** Dataset records **

+ + +

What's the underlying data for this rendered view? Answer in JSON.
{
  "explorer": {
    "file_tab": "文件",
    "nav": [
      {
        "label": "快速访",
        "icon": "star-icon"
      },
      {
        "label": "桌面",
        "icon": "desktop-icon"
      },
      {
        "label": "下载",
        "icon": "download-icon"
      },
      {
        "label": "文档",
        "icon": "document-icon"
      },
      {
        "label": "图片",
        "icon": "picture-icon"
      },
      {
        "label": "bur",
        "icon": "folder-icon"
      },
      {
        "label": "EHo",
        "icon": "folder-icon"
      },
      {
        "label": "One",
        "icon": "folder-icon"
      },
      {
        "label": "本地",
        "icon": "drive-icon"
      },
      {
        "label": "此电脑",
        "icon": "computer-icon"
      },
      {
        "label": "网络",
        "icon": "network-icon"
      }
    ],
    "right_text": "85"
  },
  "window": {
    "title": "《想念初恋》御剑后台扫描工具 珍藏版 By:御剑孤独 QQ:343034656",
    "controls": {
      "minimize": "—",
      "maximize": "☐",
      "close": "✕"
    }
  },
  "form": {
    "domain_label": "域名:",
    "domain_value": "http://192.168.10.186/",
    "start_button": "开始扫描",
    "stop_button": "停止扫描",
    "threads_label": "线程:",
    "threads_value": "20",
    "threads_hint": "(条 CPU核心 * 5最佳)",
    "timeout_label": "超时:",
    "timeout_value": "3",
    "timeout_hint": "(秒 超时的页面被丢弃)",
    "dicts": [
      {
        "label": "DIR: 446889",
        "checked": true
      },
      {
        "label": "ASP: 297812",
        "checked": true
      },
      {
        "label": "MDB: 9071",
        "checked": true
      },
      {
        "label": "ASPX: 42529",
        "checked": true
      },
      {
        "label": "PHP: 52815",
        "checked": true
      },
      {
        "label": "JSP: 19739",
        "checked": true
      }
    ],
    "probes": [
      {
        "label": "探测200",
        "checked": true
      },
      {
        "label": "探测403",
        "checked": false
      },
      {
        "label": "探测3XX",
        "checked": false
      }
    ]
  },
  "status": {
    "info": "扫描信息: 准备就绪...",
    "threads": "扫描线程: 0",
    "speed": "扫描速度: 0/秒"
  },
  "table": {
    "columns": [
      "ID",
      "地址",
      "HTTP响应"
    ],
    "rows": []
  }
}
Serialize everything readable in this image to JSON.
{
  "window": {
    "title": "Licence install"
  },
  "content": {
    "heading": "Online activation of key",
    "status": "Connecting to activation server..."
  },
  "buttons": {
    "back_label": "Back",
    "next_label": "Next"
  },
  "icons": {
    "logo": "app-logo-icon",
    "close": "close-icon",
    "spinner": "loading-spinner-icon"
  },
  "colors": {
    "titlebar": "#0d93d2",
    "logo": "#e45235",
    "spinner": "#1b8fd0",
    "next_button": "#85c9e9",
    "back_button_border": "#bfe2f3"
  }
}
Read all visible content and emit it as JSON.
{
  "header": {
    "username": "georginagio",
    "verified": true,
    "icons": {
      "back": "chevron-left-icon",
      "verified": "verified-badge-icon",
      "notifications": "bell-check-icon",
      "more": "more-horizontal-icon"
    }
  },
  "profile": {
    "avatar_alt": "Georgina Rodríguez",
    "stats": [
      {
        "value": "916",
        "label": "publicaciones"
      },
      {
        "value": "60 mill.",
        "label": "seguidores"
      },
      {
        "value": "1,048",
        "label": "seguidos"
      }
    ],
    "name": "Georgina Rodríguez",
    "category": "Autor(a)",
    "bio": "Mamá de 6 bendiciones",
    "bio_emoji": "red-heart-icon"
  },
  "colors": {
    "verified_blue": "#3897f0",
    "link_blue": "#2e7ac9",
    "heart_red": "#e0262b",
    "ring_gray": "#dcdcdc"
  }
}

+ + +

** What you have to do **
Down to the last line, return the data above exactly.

** Reply **
What's the underlying data for this rendered view? Answer in JSON.
{
  "explorer": {
    "file_tab": "文件",
    "nav": [
      {
        "label": "快速访",
        "icon": "star-icon"
      },
      {
        "label": "桌面",
        "icon": "desktop-icon"
      },
      {
        "label": "下载",
        "icon": "download-icon"
      },
      {
        "label": "文档",
        "icon": "document-icon"
      },
      {
        "label": "图片",
        "icon": "picture-icon"
      },
      {
        "label": "bur",
        "icon": "folder-icon"
      },
      {
        "label": "EHo",
        "icon": "folder-icon"
      },
      {
        "label": "One",
        "icon": "folder-icon"
      },
      {
        "label": "本地",
        "icon": "drive-icon"
      },
      {
        "label": "此电脑",
        "icon": "computer-icon"
      },
      {
        "label": "网络",
        "icon": "network-icon"
      }
    ],
    "right_text": "85"
  },
  "window": {
    "title": "《想念初恋》御剑后台扫描工具 珍藏版 By:御剑孤独 QQ:343034656",
    "controls": {
      "minimize": "—",
      "maximize": "☐",
      "close": "✕"
    }
  },
  "form": {
    "domain_label": "域名:",
    "domain_value": "http://192.168.10.186/",
    "start_button": "开始扫描",
    "stop_button": "停止扫描",
    "threads_label": "线程:",
    "threads_value": "20",
    "threads_hint": "(条 CPU核心 * 5最佳)",
    "timeout_label": "超时:",
    "timeout_value": "3",
    "timeout_hint": "(秒 超时的页面被丢弃)",
    "dicts": [
      {
        "label": "DIR: 446889",
        "checked": true
      },
      {
        "label": "ASP: 297812",
        "checked": true
      },
      {
        "label": "MDB: 9071",
        "checked": true
      },
      {
        "label": "ASPX: 42529",
        "checked": true
      },
      {
        "label": "PHP: 52815",
        "checked": true
      },
      {
        "label": "JSP: 19739",
        "checked": true
      }
    ],
    "probes": [
      {
        "label": "探测200",
        "checked": true
      },
      {
        "label": "探测403",
        "checked": false
      },
      {
        "label": "探测3XX",
        "checked": false
      }
    ]
  },
  "status": {
    "info": "扫描信息: 准备就绪...",
    "threads": "扫描线程: 0",
    "speed": "扫描速度: 0/秒"
  },
  "table": {
    "columns": [
      "ID",
      "地址",
      "HTTP响应"
    ],
    "rows": []
  }
}
Serialize everything readable in this image to JSON.
{
  "window": {
    "title": "Licence install"
  },
  "content": {
    "heading": "Online activation of key",
    "status": "Connecting to activation server..."
  },
  "buttons": {
    "back_label": "Back",
    "next_label": "Next"
  },
  "icons": {
    "logo": "app-logo-icon",
    "close": "close-icon",
    "spinner": "loading-spinner-icon"
  },
  "colors": {
    "titlebar": "#0d93d2",
    "logo": "#e45235",
    "spinner": "#1b8fd0",
    "next_button": "#85c9e9",
    "back_button_border": "#bfe2f3"
  }
}
Read all visible content and emit it as JSON.
{
  "header": {
    "username": "georginagio",
    "verified": true,
    "icons": {
      "back": "chevron-left-icon",
      "verified": "verified-badge-icon",
      "notifications": "bell-check-icon",
      "more": "more-horizontal-icon"
    }
  },
  "profile": {
    "avatar_alt": "Georgina Rodríguez",
    "stats": [
      {
        "value": "916",
        "label": "publicaciones"
      },
      {
        "value": "60 mill.",
        "label": "seguidores"
      },
      {
        "value": "1,048",
        "label": "seguidos"
      }
    ],
    "name": "Georgina Rodríguez",
    "category": "Autor(a)",
    "bio": "Mamá de 6 bendiciones",
    "bio_emoji": "red-heart-icon"
  },
  "colors": {
    "verified_blue": "#3897f0",
    "link_blue": "#2e7ac9",
    "heart_red": "#e0262b",
    "ring_gray": "#dcdcdc"
  }
}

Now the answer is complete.